evolving its ruddy lamp in light and rain. In the essence of these
facts lie the first principles of morals.
"Oh," thought Drouet, "how delicious is my conquest."
"Ah," thought Carrie, with mournful misgivings, "what is it I have
Before this world-old proposition we stand, serious, interested,
confused; endeavouring to evolve the true theory of morals-the
true answer to what is right.
In the view of a certain stratum of society, Carrie was comfortably
establishedin the eyes of the starveling, beaten by every wind and
gusty sheet of rain, she was safe in a halcyon harbour. Drouet had
taken three rooms, furnished, in Ogden Place, facing Union Park,
on the West Side. That was a little, green-carpeted breathing spot,
than which, to-day, there is nothing more beautiful in Chicago. It
afforded a vista pleasant to contemplate. The best room looked
out upon the lawn of the park, now sear and brown, where a little
lake lay sheltered. Over the bare limbs of the trees, which now
swayed in the wintry wind, rose the steeple of the Union Park
Congregational Church, and far off the towers of several others.
The rooms were comfortably enough furnished. There was a good
Brussels carpet on the floor, rich in dull red and lemon shades,
and representing large jardinieres filled with gorgeous, impossible

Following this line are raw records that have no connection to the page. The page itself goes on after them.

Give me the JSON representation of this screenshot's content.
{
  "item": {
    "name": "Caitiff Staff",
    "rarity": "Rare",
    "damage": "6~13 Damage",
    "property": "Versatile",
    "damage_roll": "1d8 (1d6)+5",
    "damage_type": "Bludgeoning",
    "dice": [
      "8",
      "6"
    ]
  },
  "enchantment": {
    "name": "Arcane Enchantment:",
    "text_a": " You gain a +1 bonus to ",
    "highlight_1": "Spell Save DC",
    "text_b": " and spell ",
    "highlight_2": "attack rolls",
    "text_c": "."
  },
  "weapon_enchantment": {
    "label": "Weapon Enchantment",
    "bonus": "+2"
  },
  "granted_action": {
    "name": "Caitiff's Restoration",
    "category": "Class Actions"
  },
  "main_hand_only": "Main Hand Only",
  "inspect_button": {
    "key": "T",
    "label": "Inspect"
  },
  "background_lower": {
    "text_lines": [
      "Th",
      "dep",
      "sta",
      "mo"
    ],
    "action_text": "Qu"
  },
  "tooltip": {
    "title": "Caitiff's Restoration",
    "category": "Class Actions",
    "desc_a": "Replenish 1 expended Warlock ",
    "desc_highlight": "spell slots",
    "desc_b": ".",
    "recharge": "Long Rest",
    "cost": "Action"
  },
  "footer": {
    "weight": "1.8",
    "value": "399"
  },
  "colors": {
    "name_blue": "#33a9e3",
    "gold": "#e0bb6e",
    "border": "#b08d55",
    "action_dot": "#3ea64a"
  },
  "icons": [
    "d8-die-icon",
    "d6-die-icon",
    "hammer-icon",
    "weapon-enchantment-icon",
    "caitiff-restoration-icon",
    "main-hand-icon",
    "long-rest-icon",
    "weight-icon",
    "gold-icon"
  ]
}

flowers. There was a large pier-glass mirror between the two
windows. A large, soft, green, plush-covered couch occupied one
corner, and several rocking-chairs were set about. Some pictures,
several rugs, a few small pieces of bric-a-brac, and the tale of
contents is told.
In the bedroom, off the front room, was Carrie’s trunk, bought by
Drouet, and in the wardrobe built into the wall quite an array of
clothing-more than she had ever possessed before, and of very
becoming designs. There was a third room for possible use as a
kitchen, where Drouet had Carrie establish a little portable gas
stove for the preparation of small lunches, oysters, Welsh rarebits,
and the like, of which he was exceedingly fond; and, lastly, a
bath. The whole place was cosey, in that it was lighted by gas and
heated by furnace registers, possessing also a small
grate, set with an asbestos back, a method of cheerful warming
which was then first coming into use. By her industry and natural
love of order, which now developed, the place maintained an air
pleasing in the extreme.
Here, then, was Carrie, established in a pleasant fashion, free of
certain difficulties which most ominously confronted her, laden
with many new ones which were of a mental order, and altogether
so turned about in all of her earthly relationships that she might
well have been a new and different individual. She looked into her
glass and saw a prettier Carrie than she had seen before; she
looked into her mind, a mirror prepared of her own and the
world’s opinions, and saw a worse. Between these two images she
wavered, hesitating which to believe.
"My, but you’re a little beauty," Drouet was wont to exclaim to
She would look at him with large, pleased eyes.
"You know it, don’t you?" he would continue.